## WORK INSTRUCTIONS
If a record holds a picture, drop the picture and return the rest of the record word for word.

INFORMATION GIVEN START

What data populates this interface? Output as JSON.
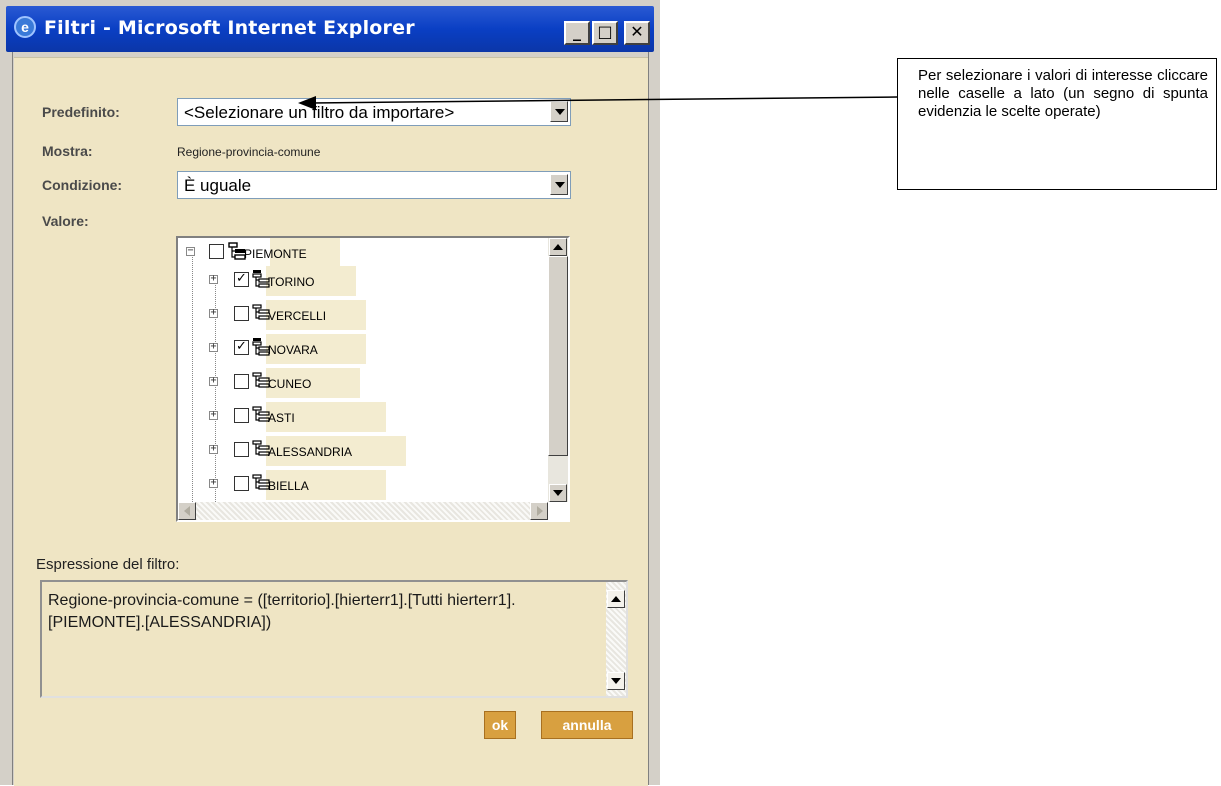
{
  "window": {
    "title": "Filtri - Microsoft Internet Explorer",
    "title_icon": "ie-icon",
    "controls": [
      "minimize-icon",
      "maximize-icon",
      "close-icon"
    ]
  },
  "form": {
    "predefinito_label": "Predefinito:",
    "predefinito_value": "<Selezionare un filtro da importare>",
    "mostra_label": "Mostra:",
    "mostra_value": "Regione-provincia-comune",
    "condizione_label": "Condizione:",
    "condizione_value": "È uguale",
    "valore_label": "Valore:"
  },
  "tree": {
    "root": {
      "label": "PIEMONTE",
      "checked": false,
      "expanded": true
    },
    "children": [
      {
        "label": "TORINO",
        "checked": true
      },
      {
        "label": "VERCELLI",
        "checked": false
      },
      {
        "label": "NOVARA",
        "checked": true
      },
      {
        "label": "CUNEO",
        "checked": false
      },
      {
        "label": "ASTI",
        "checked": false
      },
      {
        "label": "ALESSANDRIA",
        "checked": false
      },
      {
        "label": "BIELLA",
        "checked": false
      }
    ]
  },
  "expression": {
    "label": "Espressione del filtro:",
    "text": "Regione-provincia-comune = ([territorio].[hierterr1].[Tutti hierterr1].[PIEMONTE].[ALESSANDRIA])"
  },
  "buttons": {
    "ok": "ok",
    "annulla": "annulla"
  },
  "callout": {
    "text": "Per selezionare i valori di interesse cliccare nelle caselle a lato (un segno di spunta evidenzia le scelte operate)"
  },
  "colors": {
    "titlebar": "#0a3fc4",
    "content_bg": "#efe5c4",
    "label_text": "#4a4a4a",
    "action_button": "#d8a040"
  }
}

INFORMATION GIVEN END

## SOLUTION TO THIS PROBLEM
What data populates this interface? Output as JSON.
{
  "window": {
    "title": "Filtri - Microsoft Internet Explorer",
    "title_icon": "ie-icon",
    "controls": [
      "minimize-icon",
      "maximize-icon",
      "close-icon"
    ]
  },
  "form": {
    "predefinito_label": "Predefinito:",
    "predefinito_value": "<Selezionare un filtro da importare>",
    "mostra_label": "Mostra:",
    "mostra_value": "Regione-provincia-comune",
    "condizione_label": "Condizione:",
    "condizione_value": "È uguale",
    "valore_label": "Valore:"
  },
  "tree": {
    "root": {
      "label": "PIEMONTE",
      "checked": false,
      "expanded": true
    },
    "children": [
      {
        "label": "TORINO",
        "checked": true
      },
      {
        "label": "VERCELLI",
        "checked": false
      },
      {
        "label": "NOVARA",
        "checked": true
      },
      {
        "label": "CUNEO",
        "checked": false
      },
      {
        "label": "ASTI",
        "checked": false
      },
      {
        "label": "ALESSANDRIA",
        "checked": false
      },
      {
        "label": "BIELLA",
        "checked": false
      }
    ]
  },
  "expression": {
    "label": "Espressione del filtro:",
    "text": "Regione-provincia-comune = ([territorio].[hierterr1].[Tutti hierterr1].[PIEMONTE].[ALESSANDRIA])"
  },
  "buttons": {
    "ok": "ok",
    "annulla": "annulla"
  },
  "callout": {
    "text": "Per selezionare i valori di interesse cliccare nelle caselle a lato (un segno di spunta evidenzia le scelte operate)"
  },
  "colors": {
    "titlebar": "#0a3fc4",
    "content_bg": "#efe5c4",
    "label_text": "#4a4a4a",
    "action_button": "#d8a040"
  }
}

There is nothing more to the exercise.